=== Task prompt ===
Locate the word "title" in the data below, then copy every line that holds it.

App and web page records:
————————

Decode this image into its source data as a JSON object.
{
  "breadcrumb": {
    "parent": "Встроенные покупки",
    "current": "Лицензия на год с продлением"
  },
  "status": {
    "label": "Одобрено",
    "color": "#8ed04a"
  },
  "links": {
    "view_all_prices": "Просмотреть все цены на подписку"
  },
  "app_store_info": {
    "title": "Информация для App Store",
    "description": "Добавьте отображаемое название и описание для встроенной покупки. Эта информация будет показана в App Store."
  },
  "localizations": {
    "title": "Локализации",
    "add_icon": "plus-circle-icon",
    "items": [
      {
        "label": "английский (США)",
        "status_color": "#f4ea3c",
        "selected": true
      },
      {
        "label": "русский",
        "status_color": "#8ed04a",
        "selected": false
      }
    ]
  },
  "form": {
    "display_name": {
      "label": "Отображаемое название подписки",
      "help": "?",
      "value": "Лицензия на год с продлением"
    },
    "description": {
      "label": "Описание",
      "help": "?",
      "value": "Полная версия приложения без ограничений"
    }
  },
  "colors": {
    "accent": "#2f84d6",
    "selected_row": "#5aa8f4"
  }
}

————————

=== Answer for the task ===
    "title": "Информация для App Store",
    "title": "Локализации",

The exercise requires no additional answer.